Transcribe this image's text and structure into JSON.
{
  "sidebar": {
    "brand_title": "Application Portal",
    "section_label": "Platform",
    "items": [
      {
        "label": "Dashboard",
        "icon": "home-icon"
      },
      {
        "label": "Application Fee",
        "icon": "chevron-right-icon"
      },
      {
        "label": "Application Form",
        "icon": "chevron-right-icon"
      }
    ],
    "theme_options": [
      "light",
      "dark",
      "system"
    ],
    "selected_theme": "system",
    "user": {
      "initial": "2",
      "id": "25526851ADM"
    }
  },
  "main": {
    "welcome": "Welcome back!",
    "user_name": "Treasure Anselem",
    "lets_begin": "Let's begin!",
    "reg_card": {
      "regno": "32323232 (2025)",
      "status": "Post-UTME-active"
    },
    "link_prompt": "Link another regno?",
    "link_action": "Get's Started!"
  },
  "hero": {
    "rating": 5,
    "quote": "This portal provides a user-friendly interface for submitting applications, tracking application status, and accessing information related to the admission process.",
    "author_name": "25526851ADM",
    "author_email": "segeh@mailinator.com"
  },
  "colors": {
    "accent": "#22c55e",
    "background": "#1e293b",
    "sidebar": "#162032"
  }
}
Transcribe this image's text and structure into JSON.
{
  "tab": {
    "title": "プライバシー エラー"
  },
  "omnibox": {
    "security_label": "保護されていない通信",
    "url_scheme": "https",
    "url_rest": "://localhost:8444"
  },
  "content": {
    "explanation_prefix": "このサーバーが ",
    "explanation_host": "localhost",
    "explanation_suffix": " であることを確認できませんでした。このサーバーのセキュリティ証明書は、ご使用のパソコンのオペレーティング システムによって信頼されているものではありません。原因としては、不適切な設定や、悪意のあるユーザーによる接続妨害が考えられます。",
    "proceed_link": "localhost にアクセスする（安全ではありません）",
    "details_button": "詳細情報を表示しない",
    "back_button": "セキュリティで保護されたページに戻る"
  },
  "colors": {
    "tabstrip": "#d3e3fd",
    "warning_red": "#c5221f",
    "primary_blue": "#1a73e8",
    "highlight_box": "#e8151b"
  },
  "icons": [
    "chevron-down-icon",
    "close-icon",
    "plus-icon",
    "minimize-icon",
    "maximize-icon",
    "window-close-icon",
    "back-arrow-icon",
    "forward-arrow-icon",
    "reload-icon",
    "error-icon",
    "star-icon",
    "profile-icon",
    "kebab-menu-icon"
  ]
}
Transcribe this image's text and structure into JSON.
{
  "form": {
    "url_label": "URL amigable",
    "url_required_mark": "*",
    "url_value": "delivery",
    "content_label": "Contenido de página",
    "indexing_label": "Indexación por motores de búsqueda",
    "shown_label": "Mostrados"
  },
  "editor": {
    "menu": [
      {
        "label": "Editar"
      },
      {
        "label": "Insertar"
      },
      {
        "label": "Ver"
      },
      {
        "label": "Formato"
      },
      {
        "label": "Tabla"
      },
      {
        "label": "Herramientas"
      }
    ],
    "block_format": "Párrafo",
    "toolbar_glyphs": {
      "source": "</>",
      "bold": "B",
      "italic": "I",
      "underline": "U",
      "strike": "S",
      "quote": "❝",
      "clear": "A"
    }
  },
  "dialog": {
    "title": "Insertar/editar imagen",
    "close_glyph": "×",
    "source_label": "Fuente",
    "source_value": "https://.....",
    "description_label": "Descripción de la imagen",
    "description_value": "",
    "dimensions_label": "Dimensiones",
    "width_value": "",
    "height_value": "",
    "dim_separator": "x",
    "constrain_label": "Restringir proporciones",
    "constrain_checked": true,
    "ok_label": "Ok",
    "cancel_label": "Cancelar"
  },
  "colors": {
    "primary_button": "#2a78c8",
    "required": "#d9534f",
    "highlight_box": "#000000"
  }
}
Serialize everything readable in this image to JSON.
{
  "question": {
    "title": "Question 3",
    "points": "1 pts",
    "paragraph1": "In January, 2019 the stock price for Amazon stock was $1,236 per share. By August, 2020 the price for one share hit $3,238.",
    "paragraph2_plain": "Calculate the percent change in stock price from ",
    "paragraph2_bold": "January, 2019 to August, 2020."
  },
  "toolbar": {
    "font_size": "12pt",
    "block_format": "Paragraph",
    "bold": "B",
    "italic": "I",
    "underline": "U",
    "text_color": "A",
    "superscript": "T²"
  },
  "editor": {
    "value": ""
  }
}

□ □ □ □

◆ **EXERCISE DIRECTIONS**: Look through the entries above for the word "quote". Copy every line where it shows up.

◆ **RESULT**:
    "quote": "This portal provides a user-friendly interface for submitting applications, tracking application status, and accessing information related to the admission process.",
      "quote": "❝",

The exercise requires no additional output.